Internet Landscapes: Sydney, 2016, is a web-based project that aims to offer simultaneous experiences of the internet’s physical, digital and cultural landscapes. The third in a series of similar explorations conducted in the UK and New Zealand, this iteration grew out of extensive research and documentation of Australia’s main internet submarine fibre-optic cable landing locations. Roth visited roughly a dozen such locations, between Oxford Falls, Brookvale, Paddington, Alexandria and Sydney, and documented his surroundings in infrared video.
The use of infrared is in part a reference to the architecture of the internet, as infrared laser light is transmitted through fibre-optic cables. The resulting footage provides the content for a website, hosted on a server in Sydney. When a viewer visits the website the video is paired with a network traceroute, a computer network diagnostic tool that traces the packets of data as they flow from the user’s computer to the video file. In order for the video to reach the viewer’s browser it is converted into infrared laser light and passes through the same location depicted in the video. The URL, or web address, of the piece is constructed from a GPS coordinate, which simultaneously functions both as an address in the network and on the globe. If the URL is pasted into Google Maps, it will take the viewer to the exact position of the camera used to film the video.

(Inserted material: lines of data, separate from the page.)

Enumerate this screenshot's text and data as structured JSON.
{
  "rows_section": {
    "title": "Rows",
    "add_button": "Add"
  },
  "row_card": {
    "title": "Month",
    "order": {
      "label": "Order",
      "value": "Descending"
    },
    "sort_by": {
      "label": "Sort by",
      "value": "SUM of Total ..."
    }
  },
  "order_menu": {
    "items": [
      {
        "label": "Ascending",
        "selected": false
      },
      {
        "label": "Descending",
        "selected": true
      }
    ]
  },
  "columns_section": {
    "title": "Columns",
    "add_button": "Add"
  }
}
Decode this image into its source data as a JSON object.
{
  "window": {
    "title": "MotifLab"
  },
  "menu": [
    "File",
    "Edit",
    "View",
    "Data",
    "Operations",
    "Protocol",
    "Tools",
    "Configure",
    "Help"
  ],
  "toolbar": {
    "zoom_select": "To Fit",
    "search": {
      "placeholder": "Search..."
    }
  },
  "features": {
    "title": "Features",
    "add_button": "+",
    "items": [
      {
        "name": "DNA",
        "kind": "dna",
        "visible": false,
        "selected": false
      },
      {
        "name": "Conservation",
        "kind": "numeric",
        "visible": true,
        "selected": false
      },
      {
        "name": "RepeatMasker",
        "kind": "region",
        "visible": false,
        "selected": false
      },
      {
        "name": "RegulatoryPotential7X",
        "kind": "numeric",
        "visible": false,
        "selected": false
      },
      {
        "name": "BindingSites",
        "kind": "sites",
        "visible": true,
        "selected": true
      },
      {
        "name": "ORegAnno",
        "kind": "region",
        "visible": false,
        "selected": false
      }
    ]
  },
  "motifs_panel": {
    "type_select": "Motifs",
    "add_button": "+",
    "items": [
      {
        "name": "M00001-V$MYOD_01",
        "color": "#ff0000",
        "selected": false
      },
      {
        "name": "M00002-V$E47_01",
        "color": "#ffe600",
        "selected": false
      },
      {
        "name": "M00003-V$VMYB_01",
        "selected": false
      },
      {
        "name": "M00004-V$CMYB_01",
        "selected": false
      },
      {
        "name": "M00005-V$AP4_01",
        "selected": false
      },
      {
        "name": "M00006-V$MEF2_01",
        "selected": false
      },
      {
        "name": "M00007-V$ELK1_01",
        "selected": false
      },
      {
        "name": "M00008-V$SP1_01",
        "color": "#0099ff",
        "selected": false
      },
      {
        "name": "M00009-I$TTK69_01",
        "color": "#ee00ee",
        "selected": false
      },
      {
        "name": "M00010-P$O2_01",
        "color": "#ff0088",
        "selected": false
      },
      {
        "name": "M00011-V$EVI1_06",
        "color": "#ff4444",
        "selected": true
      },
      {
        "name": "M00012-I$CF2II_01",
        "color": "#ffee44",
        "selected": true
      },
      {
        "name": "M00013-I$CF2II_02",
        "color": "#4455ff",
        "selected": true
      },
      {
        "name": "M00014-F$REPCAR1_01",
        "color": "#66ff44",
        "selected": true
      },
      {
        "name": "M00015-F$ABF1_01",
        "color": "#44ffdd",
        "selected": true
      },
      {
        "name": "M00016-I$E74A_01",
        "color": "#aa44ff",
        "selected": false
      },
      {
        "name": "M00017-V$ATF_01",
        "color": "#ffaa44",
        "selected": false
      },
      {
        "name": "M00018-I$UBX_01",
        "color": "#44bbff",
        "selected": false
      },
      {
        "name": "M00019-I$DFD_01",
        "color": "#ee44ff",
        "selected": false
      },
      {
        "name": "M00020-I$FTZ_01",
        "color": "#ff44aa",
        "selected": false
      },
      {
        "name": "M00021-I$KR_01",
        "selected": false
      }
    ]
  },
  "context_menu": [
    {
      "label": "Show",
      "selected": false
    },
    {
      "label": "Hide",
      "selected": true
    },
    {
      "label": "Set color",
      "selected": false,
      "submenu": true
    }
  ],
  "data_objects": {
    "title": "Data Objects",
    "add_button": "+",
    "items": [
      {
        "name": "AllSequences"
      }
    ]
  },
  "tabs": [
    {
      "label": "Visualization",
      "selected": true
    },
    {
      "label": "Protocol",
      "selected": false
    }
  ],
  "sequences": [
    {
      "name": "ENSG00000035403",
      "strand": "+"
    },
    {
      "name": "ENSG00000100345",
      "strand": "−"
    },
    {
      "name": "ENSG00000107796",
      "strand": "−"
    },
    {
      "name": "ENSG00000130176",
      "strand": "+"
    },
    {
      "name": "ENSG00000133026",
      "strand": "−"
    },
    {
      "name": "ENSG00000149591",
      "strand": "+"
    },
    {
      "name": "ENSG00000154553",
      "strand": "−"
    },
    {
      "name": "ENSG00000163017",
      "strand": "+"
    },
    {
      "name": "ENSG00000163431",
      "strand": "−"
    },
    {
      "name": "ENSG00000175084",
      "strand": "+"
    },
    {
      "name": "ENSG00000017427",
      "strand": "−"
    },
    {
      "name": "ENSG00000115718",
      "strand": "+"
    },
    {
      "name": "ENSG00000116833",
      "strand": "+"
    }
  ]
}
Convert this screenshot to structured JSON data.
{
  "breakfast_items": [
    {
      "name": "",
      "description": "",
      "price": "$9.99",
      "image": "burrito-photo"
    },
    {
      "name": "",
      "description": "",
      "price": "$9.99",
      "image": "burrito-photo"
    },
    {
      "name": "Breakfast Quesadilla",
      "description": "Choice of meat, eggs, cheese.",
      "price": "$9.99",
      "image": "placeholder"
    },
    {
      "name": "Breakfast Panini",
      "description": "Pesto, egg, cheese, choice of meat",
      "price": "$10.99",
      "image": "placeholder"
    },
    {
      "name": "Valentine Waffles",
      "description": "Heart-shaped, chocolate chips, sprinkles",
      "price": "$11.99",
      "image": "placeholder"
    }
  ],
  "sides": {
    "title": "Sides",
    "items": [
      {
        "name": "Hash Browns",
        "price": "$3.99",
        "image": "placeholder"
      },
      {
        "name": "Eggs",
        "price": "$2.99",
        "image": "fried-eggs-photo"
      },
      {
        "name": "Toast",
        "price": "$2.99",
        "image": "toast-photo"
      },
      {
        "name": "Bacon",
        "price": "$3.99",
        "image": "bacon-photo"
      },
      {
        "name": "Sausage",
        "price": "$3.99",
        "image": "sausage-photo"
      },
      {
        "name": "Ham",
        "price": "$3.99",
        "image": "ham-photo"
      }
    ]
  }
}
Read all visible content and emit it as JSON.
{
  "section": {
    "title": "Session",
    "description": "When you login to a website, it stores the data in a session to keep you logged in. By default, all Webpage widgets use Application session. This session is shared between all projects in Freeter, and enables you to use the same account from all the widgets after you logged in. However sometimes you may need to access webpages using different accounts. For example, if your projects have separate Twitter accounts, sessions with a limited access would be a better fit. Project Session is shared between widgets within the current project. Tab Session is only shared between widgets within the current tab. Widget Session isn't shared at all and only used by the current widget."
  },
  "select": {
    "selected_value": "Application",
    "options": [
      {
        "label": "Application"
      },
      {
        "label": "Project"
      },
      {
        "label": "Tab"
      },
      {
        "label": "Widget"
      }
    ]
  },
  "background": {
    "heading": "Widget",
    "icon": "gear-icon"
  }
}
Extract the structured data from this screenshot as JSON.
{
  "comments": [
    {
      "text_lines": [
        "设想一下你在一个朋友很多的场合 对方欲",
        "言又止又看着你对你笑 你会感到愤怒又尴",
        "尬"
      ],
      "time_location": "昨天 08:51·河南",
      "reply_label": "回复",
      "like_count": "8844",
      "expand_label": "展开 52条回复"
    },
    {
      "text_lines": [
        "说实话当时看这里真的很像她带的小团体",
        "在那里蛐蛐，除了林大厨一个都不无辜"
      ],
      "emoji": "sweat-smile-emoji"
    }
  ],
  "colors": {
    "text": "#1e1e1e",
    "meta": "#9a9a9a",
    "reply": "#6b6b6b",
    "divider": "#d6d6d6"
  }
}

This blending of the physical and virtual is very much in line with the Biennale’s interest in new ways of folding the world ‘into’ the self. The Internet Landscapes series connects the viewer physically to an infrastructure that disappears entirely under the ground and oceans, but also alludes to the slowly eroding optimistic and egalitarian values that, for many, characterised the earlier incarnations of the internet. The in-between space is simultaneously the space between land and sea, digital and virtual, past and present, and freedom and control. In approaching the internet’s physicality, Roth reveals the network not as a mythical cloud, but as a man-made and controlled system of wires and computers. Yet, for Roth, visiting the internet physically is also a search for optimism, an attempt to repair a relationship that has changed dramatically as the internet becomes more centralised and monetised, and is used increasingly as a mechanism for global government surveillance.
Internet Landscapes: Sydney Network Located Videos by Evan Roth (2016)